Keeping ball handlers in front of them was an issue head coach Jay Spoonhour mentioned at the beginning of the season for his team.

Spoonhour pointed out that his team had that issue in a scrimmage before last season started.

This offseason, the team has been working on its man defense, according to forward Rade Kukobat.

“We’ve realized that we cannot give up as many threes as we did last year and we’ve been grinding a lot on the defensive end,” he said. “It’s a man defense but the effort we are putting is a lot harder and we are going to make it miserable for people.”

In the second half of the season, Spoonhour implemented a hybrid zone/man-to-man defense that saw more success.

The way Eastern utilized this defense was by having perimeter defenders play man-to-man on ball handlers on the perimeter, but inside Eastern defenders did not play man-to-man inside and around the lane.

Whether or not the Panthers utilize this hybrid defense or not to start the season will be a big thing to watch for.

Not allowing threes

Going along with the hybrid defense, not allowing threes, like Kukobat said, will be important for Eastern to help cut down its scoring deficit.

The one game where this problem was most apparent was Eastern’s 104-60 loss to Fort Wayne Nov. 28.

The Mastodons lit up Eastern from beyond the three-point line, shooting 21-of-37 from three-point range.

Fort Wayne did it by making Eastern’s defenders run all over the half court, never being able to get set in front of the Mastodon ball handlers.

A Fort Wayne guard would drive past an Eastern defender, and when a Panther moved over for help in the lane, the guard kicked the ball out to the awaiting perimeter shooter, who made the shot with little contention.

Eastern’s defenders, in that game, were running all over the place either trying to help on a drive or trying to catch up with the ball handler, and they paid the price.

Both the initial defense on the perimeter and in the help were things Eastern needed to fix, and both are things Eastern must be weary of when the season starts.

Help defense is fine and necessary, but Eastern never quite found a way to help without over helping, or help without leaving open shooters.

Everything will start with the perimeter defenders not getting beat to the lane, and with the defense rotating in the proper manner to cover all possible scoring lanes after the initial help defender leaves his spot.

That was one of the big reasons the help defense failed Eastern and left people open: The defender who got beat off the dribble would not recover to his teammates’ now open man.

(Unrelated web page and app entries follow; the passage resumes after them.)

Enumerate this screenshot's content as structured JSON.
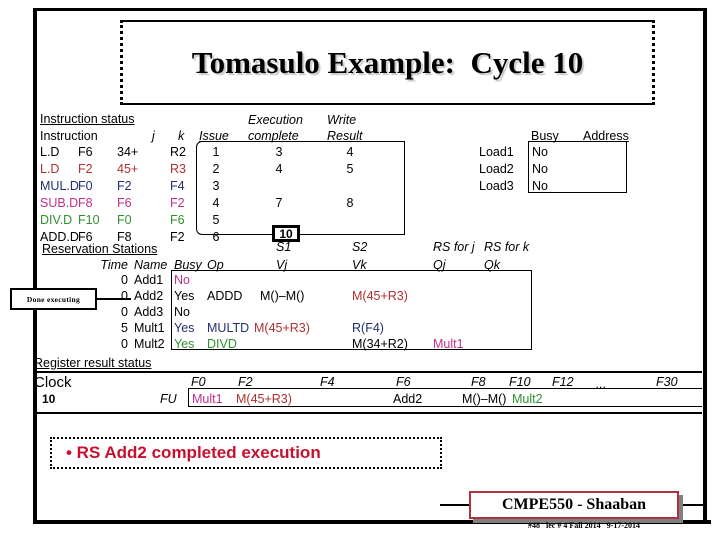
{
  "slide": {
    "title": "Tomasulo Example:  Cycle 10",
    "bullet": "• RS Add2 completed execution",
    "callout_label": "Done executing",
    "cycle_badge": "10"
  },
  "footer": {
    "course": "CMPE550 - Shaaban",
    "sub": "#48   lec # 4 Fall 2014   9-17-2014"
  },
  "instruction_status": {
    "section_title": "Instruction status",
    "headers": {
      "instruction": "Instruction",
      "j": "j",
      "k": "k",
      "issue": "Issue",
      "exec_top": "Execution",
      "exec_bottom": "complete",
      "write_top": "Write",
      "write_bottom": "Result"
    },
    "rows": [
      {
        "op": "L.D",
        "dest": "F6",
        "j": "34+",
        "k": "R2",
        "issue": "1",
        "exec": "3",
        "write": "4",
        "color": "c-black"
      },
      {
        "op": "L.D",
        "dest": "F2",
        "j": "45+",
        "k": "R3",
        "issue": "2",
        "exec": "4",
        "write": "5",
        "color": "c-red"
      },
      {
        "op": "MUL.D",
        "dest": "F0",
        "j": "F2",
        "k": "F4",
        "issue": "3",
        "exec": "",
        "write": "",
        "color": "c-navy"
      },
      {
        "op": "SUB.D",
        "dest": "F8",
        "j": "F6",
        "k": "F2",
        "issue": "4",
        "exec": "7",
        "write": "8",
        "color": "c-pink"
      },
      {
        "op": "DIV.D",
        "dest": "F10",
        "j": "F0",
        "k": "F6",
        "issue": "5",
        "exec": "",
        "write": "",
        "color": "c-green"
      },
      {
        "op": "ADD.D",
        "dest": "F6",
        "j": "F8",
        "k": "F2",
        "issue": "6",
        "exec": "",
        "write": "",
        "color": "c-black"
      }
    ]
  },
  "load_buffers": {
    "headers": {
      "busy": "Busy",
      "address": "Address"
    },
    "rows": [
      {
        "name": "Load1",
        "busy": "No",
        "address": ""
      },
      {
        "name": "Load2",
        "busy": "No",
        "address": ""
      },
      {
        "name": "Load3",
        "busy": "No",
        "address": ""
      }
    ]
  },
  "reservation_stations": {
    "section_title": "Reservation Stations",
    "headers": {
      "s1": "S1",
      "s2": "S2",
      "rsj": "RS for j",
      "rsk": "RS for k",
      "time": "Time",
      "name": "Name",
      "busy": "Busy",
      "op": "Op",
      "vj": "Vj",
      "vk": "Vk",
      "qj": "Qj",
      "qk": "Qk"
    },
    "rows": [
      {
        "time": "0",
        "name": "Add1",
        "busy": "No",
        "op": "",
        "vj": "",
        "vk": "",
        "qj": "",
        "qk": "",
        "busy_color": "c-pink",
        "op_color": "c-black",
        "vj_color": "c-black",
        "vk_color": "c-black",
        "qj_color": "c-black"
      },
      {
        "time": "0",
        "name": "Add2",
        "busy": "Yes",
        "op": "ADDD",
        "vj": "M()–M()",
        "vk": "M(45+R3)",
        "qj": "",
        "qk": "",
        "busy_color": "c-black",
        "op_color": "c-black",
        "vj_color": "c-black",
        "vk_color": "c-red",
        "qj_color": "c-black"
      },
      {
        "time": "0",
        "name": "Add3",
        "busy": "No",
        "op": "",
        "vj": "",
        "vk": "",
        "qj": "",
        "qk": "",
        "busy_color": "c-black",
        "op_color": "c-black",
        "vj_color": "c-black",
        "vk_color": "c-black",
        "qj_color": "c-black"
      },
      {
        "time": "5",
        "name": "Mult1",
        "busy": "Yes",
        "op": "MULTD",
        "vj": "M(45+R3)",
        "vk": "R(F4)",
        "qj": "",
        "qk": "",
        "busy_color": "c-navy",
        "op_color": "c-navy",
        "vj_color": "c-red",
        "vk_color": "c-navy",
        "qj_color": "c-black"
      },
      {
        "time": "0",
        "name": "Mult2",
        "busy": "Yes",
        "op": "DIVD",
        "vj": "",
        "vk": "M(34+R2)",
        "qj": "Mult1",
        "qk": "",
        "busy_color": "c-green",
        "op_color": "c-green",
        "vj_color": "c-black",
        "vk_color": "c-black",
        "qj_color": "c-pink"
      }
    ]
  },
  "register_result_status": {
    "section_title": "Register result status",
    "clock_label": "Clock",
    "clock_value": "10",
    "fu_label": "FU",
    "registers": [
      "F0",
      "F2",
      "F4",
      "F6",
      "F8",
      "F10",
      "F12",
      "...",
      "F30"
    ],
    "values": [
      {
        "reg": "F0",
        "value": "Mult1",
        "color": "c-pink"
      },
      {
        "reg": "F2",
        "value": "M(45+R3)",
        "color": "c-red"
      },
      {
        "reg": "F4",
        "value": "",
        "color": "c-black"
      },
      {
        "reg": "F6",
        "value": "Add2",
        "color": "c-black"
      },
      {
        "reg": "F8",
        "value": "M()–M()",
        "color": "c-black"
      },
      {
        "reg": "F10",
        "value": "Mult2",
        "color": "c-green"
      },
      {
        "reg": "F12",
        "value": "",
        "color": "c-black"
      },
      {
        "reg": "...",
        "value": "",
        "color": "c-black"
      },
      {
        "reg": "F30",
        "value": "",
        "color": "c-black"
      }
    ]
  },
  "colors": {
    "red": "#B03030",
    "navy": "#203070",
    "pink": "#C0308A",
    "green": "#309030",
    "bullet_red": "#C8102E",
    "footer_border": "#B03040"
  }
}
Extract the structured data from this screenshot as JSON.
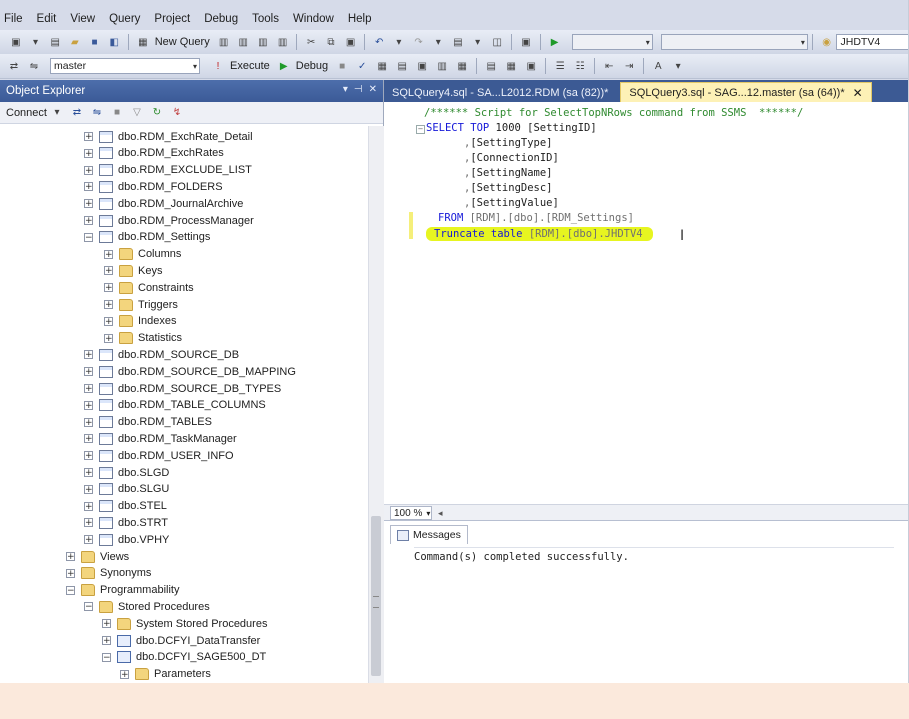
{
  "menu": [
    "File",
    "Edit",
    "View",
    "Query",
    "Project",
    "Debug",
    "Tools",
    "Window",
    "Help"
  ],
  "toolbar1": {
    "new_query": "New Query",
    "server_combo": "JHDTV4"
  },
  "toolbar2": {
    "database": "master",
    "execute": "Execute",
    "debug": "Debug"
  },
  "object_explorer": {
    "title": "Object Explorer",
    "connect": "Connect",
    "nodes": [
      {
        "label": "dbo.RDM_ExchRate_Detail",
        "icon": "table-icon",
        "expander": "+"
      },
      {
        "label": "dbo.RDM_ExchRates",
        "icon": "table-icon",
        "expander": "+"
      },
      {
        "label": "dbo.RDM_EXCLUDE_LIST",
        "icon": "table-icon",
        "expander": "+"
      },
      {
        "label": "dbo.RDM_FOLDERS",
        "icon": "table-icon",
        "expander": "+"
      },
      {
        "label": "dbo.RDM_JournalArchive",
        "icon": "table-icon",
        "expander": "+"
      },
      {
        "label": "dbo.RDM_ProcessManager",
        "icon": "table-icon",
        "expander": "+"
      },
      {
        "label": "dbo.RDM_Settings",
        "icon": "table-icon",
        "expander": "−"
      },
      {
        "label": "Columns",
        "icon": "folder-icon",
        "expander": "+"
      },
      {
        "label": "Keys",
        "icon": "folder-icon",
        "expander": "+"
      },
      {
        "label": "Constraints",
        "icon": "folder-icon",
        "expander": "+"
      },
      {
        "label": "Triggers",
        "icon": "folder-icon",
        "expander": "+"
      },
      {
        "label": "Indexes",
        "icon": "folder-icon",
        "expander": "+"
      },
      {
        "label": "Statistics",
        "icon": "folder-icon",
        "expander": "+"
      },
      {
        "label": "dbo.RDM_SOURCE_DB",
        "icon": "table-icon",
        "expander": "+"
      },
      {
        "label": "dbo.RDM_SOURCE_DB_MAPPING",
        "icon": "table-icon",
        "expander": "+"
      },
      {
        "label": "dbo.RDM_SOURCE_DB_TYPES",
        "icon": "table-icon",
        "expander": "+"
      },
      {
        "label": "dbo.RDM_TABLE_COLUMNS",
        "icon": "table-icon",
        "expander": "+"
      },
      {
        "label": "dbo.RDM_TABLES",
        "icon": "table-icon",
        "expander": "+"
      },
      {
        "label": "dbo.RDM_TaskManager",
        "icon": "table-icon",
        "expander": "+"
      },
      {
        "label": "dbo.RDM_USER_INFO",
        "icon": "table-icon",
        "expander": "+"
      },
      {
        "label": "dbo.SLGD",
        "icon": "table-icon",
        "expander": "+"
      },
      {
        "label": "dbo.SLGU",
        "icon": "table-icon",
        "expander": "+"
      },
      {
        "label": "dbo.STEL",
        "icon": "table-icon",
        "expander": "+"
      },
      {
        "label": "dbo.STRT",
        "icon": "table-icon",
        "expander": "+"
      },
      {
        "label": "dbo.VPHY",
        "icon": "table-icon",
        "expander": "+"
      },
      {
        "label": "Views",
        "icon": "folder-icon",
        "expander": "+"
      },
      {
        "label": "Synonyms",
        "icon": "folder-icon",
        "expander": "+"
      },
      {
        "label": "Programmability",
        "icon": "folder-icon",
        "expander": "−"
      },
      {
        "label": "Stored Procedures",
        "icon": "folder-icon",
        "expander": "−"
      },
      {
        "label": "System Stored Procedures",
        "icon": "folder-icon",
        "expander": "+"
      },
      {
        "label": "dbo.DCFYI_DataTransfer",
        "icon": "proc-icon",
        "expander": "+"
      },
      {
        "label": "dbo.DCFYI_SAGE500_DT",
        "icon": "proc-icon",
        "expander": "−"
      },
      {
        "label": "Parameters",
        "icon": "folder-icon",
        "expander": "+"
      }
    ]
  },
  "tabs": [
    {
      "label": "SQLQuery4.sql - SA...L2012.RDM (sa (82))*",
      "active": false
    },
    {
      "label": "SQLQuery3.sql - SAG...12.master (sa (64))*",
      "active": true
    }
  ],
  "editor": {
    "comment": "/****** Script for SelectTopNRows command from SSMS  ******/",
    "select_kw": "SELECT TOP ",
    "top_n": "1000",
    "first_col": " [SettingID]",
    "cols": [
      ",[SettingType]",
      ",[ConnectionID]",
      ",[SettingName]",
      ",[SettingDesc]",
      ",[SettingValue]"
    ],
    "from_kw": "FROM ",
    "from_obj": "[RDM].[dbo].[RDM_Settings]",
    "truncate_kw": "Truncate table ",
    "truncate_obj": "[RDM].[dbo].JHDTV4",
    "highlight_color": "#e7f520"
  },
  "zoom": "100 %",
  "results": {
    "tab": "Messages",
    "message": "Command(s) completed successfully."
  }
}
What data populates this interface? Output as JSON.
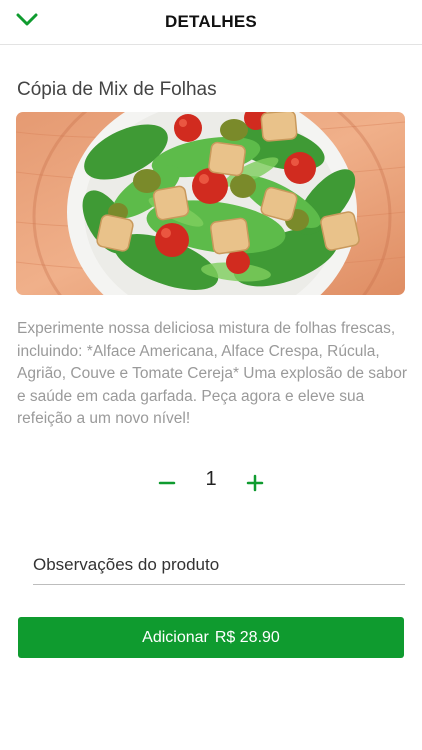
{
  "header": {
    "title": "DETALHES",
    "back_icon": "chevron-down-icon"
  },
  "product": {
    "name": "Cópia de Mix de Folhas",
    "description": "Experimente nossa deliciosa mistura de folhas frescas, incluindo: *Alface Americana, Alface Crespa, Rúcula, Agrião, Couve e Tomate Cereja* Uma explosão de sabor e saúde em cada garfada. Peça agora e eleve sua refeição a um novo nível!"
  },
  "quantity": {
    "minus_icon": "minus-icon",
    "value": "1",
    "plus_icon": "plus-icon"
  },
  "notes": {
    "placeholder": "Observações do produto",
    "value": ""
  },
  "add_button": {
    "label": "Adicionar",
    "price": "R$ 28.90"
  },
  "colors": {
    "accent": "#0f9b2f",
    "description_text": "#9a9a9a",
    "divider": "#e3e3e3"
  }
}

If that initial Eastern defender did recover to his teammates’ man, somewhere else another opponent would get open, and Eastern did not recover well to cover him, which lead to the scoring chances for opponents.

Sometimes Eastern had two or even three guys move to provide help defense, which would leave multiple players open for chances to score or further move the ball.

No matter which case it is, Eastern found itself in a mess in help defense, and it showed.

The offense has some things to improve upon this year, but the defense is the thing that demands the biggest improvements going in to this season.

Dillan Schorfheide can be reached at 581-2812 or [email protected].